Oral health problems have long been the cause of missed school among children. In fact, oral health issues cause children to miss an average of six days a year at the elementary school level, and just over two and a half days a year at the high school level. But the Pediatric Rheumatology study found that children with TMJ dysfunction also miss school, and that’s not all.

“The study found that children were more depressed when TMJ dysfunction and other joint problems were present due to rheumatoid arthritis,” says Dr. Raul Garcia, a Miami-based dentist who treats TMJ dysfunction.

That’s because, between the often unbearable pain of TMJ dysfunction and the anxiety of having the illness, the children suffer from undue stress. As a result, their social lives suffer, as many withdraw from social activities and interactions with friends and peers.
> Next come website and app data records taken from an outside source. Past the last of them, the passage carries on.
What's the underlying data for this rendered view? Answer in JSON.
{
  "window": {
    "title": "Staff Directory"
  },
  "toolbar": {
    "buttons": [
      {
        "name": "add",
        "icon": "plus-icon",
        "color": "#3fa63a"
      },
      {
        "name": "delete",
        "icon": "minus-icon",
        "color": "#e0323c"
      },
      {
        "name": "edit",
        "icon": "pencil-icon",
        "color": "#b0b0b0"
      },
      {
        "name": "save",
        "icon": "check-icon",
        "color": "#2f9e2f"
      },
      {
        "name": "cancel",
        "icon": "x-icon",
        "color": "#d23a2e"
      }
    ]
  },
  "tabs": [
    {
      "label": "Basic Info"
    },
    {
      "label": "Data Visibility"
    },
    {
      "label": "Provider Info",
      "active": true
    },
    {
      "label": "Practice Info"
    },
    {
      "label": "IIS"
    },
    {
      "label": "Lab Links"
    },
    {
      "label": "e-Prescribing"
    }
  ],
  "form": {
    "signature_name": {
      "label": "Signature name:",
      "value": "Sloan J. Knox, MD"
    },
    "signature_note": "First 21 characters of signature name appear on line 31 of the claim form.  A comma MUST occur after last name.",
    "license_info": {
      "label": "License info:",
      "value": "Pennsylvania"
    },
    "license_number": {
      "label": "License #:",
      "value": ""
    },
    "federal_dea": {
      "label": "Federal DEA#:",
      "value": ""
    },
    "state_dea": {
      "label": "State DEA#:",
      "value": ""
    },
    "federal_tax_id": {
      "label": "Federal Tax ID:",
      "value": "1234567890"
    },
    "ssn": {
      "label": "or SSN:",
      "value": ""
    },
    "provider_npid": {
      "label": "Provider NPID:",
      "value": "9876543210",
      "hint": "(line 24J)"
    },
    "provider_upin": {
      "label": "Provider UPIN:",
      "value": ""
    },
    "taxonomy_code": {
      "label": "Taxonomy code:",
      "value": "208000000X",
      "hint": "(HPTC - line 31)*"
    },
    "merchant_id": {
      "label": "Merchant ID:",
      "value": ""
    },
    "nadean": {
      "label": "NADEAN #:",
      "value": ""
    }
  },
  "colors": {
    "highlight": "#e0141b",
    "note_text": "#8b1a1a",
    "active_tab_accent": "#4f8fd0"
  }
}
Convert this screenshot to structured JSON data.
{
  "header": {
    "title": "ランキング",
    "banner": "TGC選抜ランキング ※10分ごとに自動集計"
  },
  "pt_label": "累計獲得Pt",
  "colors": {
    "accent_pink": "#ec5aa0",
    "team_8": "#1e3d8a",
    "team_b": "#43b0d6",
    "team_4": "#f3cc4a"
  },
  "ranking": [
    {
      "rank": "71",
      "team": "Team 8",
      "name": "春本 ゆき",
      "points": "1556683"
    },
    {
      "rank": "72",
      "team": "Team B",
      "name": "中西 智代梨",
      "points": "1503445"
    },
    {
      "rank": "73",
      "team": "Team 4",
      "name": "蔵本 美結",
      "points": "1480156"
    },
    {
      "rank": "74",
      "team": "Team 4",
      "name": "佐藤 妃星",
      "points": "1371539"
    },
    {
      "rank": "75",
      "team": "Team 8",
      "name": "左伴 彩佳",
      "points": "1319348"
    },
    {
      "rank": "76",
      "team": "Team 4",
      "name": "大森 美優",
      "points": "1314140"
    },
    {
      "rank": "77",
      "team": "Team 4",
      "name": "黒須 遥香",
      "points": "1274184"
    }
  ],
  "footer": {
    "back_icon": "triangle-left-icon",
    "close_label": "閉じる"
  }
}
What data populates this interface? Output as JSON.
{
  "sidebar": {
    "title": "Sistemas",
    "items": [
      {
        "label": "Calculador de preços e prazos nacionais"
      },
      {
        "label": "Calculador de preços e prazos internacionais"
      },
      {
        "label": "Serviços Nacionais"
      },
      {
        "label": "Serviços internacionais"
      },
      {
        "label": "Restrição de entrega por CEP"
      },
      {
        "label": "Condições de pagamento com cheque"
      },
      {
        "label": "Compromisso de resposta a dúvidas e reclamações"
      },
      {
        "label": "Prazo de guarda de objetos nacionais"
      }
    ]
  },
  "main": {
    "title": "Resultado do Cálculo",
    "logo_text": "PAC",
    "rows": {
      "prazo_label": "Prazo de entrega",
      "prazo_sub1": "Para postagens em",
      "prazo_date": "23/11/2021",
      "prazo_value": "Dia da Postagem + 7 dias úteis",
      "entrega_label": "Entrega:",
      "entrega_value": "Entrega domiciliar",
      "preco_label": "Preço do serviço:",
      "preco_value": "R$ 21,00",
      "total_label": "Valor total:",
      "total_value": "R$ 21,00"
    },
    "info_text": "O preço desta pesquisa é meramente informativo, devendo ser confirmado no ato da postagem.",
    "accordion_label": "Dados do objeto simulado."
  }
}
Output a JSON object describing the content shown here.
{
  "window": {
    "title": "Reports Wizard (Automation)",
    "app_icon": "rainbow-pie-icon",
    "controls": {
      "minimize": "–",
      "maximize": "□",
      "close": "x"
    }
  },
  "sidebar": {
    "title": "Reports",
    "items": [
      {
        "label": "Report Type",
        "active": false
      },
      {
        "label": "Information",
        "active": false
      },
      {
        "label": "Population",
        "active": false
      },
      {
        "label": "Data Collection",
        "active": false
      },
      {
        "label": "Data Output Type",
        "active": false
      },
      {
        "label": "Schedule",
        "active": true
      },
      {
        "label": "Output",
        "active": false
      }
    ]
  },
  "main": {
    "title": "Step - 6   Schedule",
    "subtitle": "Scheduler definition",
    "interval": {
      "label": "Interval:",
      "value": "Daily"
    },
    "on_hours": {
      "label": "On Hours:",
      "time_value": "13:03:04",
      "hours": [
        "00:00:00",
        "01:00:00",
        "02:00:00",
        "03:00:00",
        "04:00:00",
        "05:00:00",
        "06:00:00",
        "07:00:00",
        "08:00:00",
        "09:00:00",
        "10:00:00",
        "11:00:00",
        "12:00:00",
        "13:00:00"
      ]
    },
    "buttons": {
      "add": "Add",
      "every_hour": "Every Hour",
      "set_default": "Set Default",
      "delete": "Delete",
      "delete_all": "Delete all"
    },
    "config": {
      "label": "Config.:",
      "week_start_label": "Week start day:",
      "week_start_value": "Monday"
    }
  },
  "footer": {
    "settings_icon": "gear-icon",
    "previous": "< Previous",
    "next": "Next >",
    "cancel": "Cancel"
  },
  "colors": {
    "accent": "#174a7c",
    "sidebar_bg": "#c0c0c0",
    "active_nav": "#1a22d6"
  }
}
But the news gets worse, because, according to the study, children also experience more overall health issues when these conditions are present. Researchers believe this is due to the “systemic inflammation” caused by orofacial pain – including TMJ dysfunction. These children become sick more often, and their other rheumatoid arthritis symptoms worsen in tandem.

“TMJ dysfunction is bad enough without these extra conditions getting in the way,” says Garcia.

Garcia says the study highlights the importance of coordinating efforts with dentists and rheumatologists to create a care plan individualized to each patient. There are ways to treat TMJ dysfunction and realign the temporomandibular joint that can ease the pain and help stop the systemic inflammation it causes.

“What we want to do is get the jaw into proper alignment so these problems don’t get worse,” he says.

According to Garcia, an effective course of action called physiologic dentistry or neuromuscular dentistry is the gold standard in treating temporomandibular joint dysfunction.

“Physiological dentistry is the most permanent way to treat TMJ dysfunction, and the most effective,” he says.

Garcia says patients seeking this type of treatment should speak with a dentist trained in this specialty and develop a treatment plan.

“It’s not a Band-Aid fix that may or may not work and will need to be repeated every three to six months,” he says. “It’s fixing the root problem so you can live a pain-free life.”